» **Dataset records**:
>>>

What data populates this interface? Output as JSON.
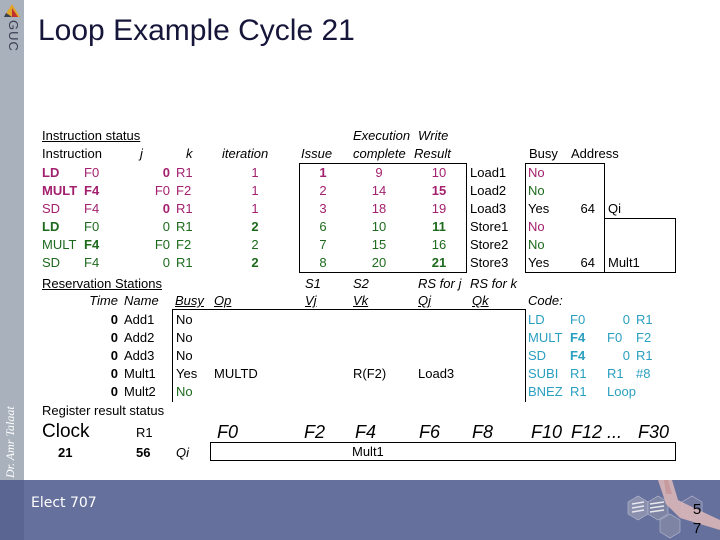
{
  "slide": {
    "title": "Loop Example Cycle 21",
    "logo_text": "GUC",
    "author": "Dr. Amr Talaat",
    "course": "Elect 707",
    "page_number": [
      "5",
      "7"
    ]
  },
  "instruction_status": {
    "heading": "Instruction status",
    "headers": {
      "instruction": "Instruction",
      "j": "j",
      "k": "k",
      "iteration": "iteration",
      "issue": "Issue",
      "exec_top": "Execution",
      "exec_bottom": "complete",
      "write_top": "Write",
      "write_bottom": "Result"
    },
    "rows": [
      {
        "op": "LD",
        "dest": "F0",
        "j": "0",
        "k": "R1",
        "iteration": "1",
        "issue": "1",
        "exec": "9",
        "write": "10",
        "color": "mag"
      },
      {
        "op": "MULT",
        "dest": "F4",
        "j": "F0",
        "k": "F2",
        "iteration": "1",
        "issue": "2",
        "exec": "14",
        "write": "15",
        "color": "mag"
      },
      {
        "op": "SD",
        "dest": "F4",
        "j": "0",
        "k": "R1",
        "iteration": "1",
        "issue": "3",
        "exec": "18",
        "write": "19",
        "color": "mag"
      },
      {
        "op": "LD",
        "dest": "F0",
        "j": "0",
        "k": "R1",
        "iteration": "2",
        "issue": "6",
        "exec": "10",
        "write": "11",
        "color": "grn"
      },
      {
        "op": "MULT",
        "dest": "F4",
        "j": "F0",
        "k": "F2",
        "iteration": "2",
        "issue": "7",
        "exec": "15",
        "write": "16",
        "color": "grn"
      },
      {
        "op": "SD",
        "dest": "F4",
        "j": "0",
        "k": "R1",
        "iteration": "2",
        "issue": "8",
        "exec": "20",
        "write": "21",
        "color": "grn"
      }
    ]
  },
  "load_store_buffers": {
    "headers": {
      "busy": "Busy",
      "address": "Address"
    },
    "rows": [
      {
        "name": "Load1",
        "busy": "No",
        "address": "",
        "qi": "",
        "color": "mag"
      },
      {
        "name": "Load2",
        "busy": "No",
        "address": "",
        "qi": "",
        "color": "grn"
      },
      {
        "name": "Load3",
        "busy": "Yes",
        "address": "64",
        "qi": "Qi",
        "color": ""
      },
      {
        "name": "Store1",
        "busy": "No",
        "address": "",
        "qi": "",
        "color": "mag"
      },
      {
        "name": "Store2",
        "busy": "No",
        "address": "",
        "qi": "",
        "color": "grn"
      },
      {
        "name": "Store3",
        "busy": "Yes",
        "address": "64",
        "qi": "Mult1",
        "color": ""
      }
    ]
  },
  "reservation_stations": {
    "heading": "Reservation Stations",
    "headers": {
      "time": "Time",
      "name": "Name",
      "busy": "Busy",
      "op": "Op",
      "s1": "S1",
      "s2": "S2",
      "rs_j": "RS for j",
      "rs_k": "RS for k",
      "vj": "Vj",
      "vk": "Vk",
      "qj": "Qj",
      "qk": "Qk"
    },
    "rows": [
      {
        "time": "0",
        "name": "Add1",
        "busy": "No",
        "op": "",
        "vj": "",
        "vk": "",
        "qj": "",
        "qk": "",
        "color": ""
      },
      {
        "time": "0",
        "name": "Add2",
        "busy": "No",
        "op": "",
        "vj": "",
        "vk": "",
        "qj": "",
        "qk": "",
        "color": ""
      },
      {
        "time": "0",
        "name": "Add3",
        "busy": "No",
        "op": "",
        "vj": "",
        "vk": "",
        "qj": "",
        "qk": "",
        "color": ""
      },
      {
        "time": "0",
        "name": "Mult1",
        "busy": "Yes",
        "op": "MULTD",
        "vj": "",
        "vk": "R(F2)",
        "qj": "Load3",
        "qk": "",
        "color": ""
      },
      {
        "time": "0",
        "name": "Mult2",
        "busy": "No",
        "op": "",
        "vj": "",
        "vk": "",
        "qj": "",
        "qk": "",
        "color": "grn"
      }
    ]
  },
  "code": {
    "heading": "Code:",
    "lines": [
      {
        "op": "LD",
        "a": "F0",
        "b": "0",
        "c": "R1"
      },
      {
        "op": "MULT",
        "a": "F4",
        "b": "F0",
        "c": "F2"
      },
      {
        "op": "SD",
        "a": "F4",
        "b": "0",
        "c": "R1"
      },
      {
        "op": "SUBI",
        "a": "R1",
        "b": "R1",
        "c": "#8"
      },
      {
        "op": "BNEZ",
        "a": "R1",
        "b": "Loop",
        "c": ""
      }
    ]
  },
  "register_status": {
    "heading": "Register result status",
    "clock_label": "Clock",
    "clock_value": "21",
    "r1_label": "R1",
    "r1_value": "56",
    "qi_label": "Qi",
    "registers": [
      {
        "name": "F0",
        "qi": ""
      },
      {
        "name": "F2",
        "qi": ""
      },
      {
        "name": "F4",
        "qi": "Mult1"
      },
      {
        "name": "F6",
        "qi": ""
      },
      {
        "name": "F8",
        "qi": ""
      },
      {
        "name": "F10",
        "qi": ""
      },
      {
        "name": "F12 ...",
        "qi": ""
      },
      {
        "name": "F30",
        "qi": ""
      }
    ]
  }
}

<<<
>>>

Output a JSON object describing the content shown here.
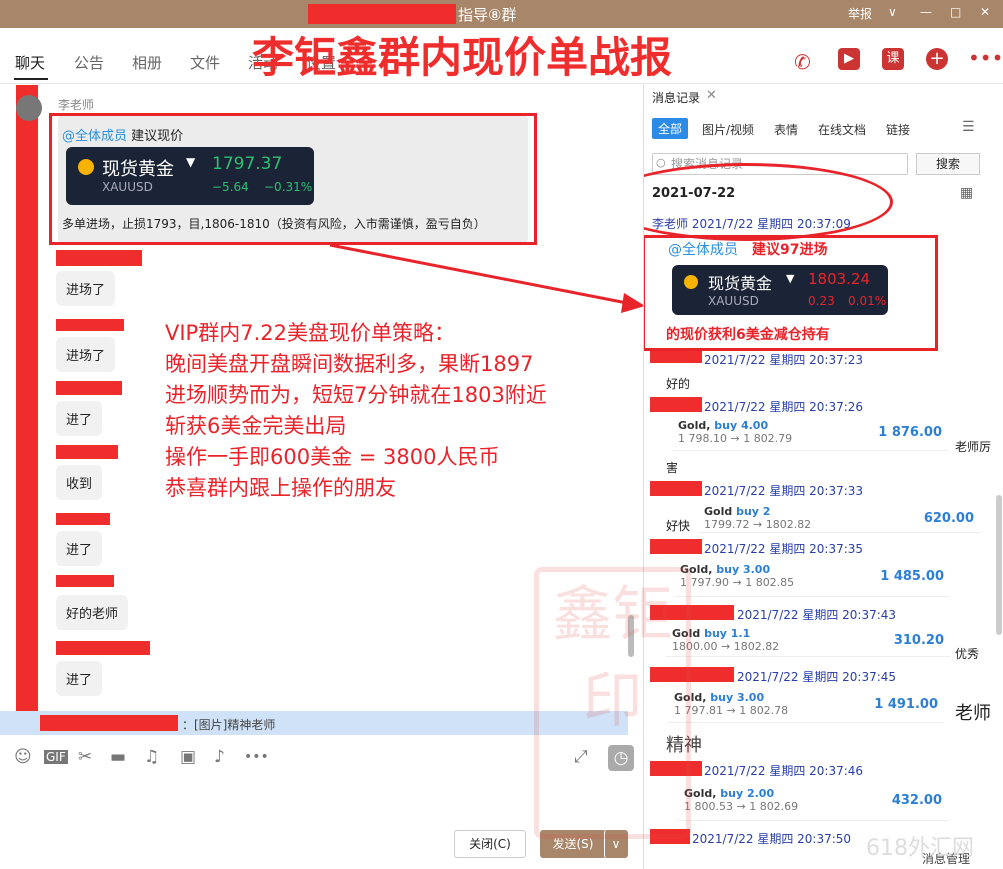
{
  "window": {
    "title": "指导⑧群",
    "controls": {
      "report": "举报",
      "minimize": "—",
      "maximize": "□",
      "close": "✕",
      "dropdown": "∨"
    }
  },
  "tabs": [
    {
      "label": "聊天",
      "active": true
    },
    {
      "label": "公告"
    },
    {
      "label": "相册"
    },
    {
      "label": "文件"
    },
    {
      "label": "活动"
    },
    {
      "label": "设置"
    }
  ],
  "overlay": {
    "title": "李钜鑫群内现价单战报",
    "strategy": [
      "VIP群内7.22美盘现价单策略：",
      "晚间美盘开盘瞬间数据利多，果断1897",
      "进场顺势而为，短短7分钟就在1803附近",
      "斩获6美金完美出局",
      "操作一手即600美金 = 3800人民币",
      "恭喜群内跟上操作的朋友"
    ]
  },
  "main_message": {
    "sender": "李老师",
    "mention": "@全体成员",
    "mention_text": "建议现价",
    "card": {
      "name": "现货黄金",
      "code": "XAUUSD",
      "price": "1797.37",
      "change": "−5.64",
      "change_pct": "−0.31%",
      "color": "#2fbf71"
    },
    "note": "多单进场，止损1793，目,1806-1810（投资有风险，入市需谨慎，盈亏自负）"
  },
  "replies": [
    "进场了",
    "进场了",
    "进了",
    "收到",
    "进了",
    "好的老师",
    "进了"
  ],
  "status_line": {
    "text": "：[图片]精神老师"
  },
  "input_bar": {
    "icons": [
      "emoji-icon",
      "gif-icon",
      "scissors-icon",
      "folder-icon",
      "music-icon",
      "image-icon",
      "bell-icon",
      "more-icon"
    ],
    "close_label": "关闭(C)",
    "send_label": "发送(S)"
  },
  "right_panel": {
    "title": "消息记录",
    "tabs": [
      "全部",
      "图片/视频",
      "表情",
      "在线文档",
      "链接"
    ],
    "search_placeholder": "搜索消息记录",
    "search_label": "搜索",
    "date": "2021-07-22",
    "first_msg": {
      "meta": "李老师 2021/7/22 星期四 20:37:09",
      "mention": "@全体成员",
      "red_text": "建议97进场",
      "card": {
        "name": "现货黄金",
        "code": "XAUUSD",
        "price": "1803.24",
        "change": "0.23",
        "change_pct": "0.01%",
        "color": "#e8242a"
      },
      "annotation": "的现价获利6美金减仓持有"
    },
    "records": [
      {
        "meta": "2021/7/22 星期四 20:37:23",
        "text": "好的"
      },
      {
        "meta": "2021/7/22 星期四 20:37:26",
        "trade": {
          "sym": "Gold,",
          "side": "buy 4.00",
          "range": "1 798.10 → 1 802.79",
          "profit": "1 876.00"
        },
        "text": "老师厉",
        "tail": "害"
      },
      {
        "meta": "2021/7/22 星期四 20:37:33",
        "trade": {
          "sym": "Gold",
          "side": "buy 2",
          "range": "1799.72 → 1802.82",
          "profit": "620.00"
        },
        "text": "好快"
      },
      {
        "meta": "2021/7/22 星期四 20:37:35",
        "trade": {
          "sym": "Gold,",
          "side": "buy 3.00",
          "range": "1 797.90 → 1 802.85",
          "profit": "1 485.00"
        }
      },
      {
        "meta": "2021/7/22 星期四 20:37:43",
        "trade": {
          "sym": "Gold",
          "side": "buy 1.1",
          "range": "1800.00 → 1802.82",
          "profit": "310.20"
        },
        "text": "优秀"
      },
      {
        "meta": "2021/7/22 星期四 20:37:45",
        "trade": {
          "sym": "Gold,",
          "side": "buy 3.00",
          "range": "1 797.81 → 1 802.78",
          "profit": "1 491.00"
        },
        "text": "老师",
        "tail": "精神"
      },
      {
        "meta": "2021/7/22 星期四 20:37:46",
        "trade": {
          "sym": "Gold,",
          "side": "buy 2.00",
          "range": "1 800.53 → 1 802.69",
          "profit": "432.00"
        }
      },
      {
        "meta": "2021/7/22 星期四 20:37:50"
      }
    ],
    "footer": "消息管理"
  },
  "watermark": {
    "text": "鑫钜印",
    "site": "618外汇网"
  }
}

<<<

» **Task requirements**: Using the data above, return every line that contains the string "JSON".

» **Solution**:
What data populates this interface? Output as JSON.
Output a JSON object describing the content shown here.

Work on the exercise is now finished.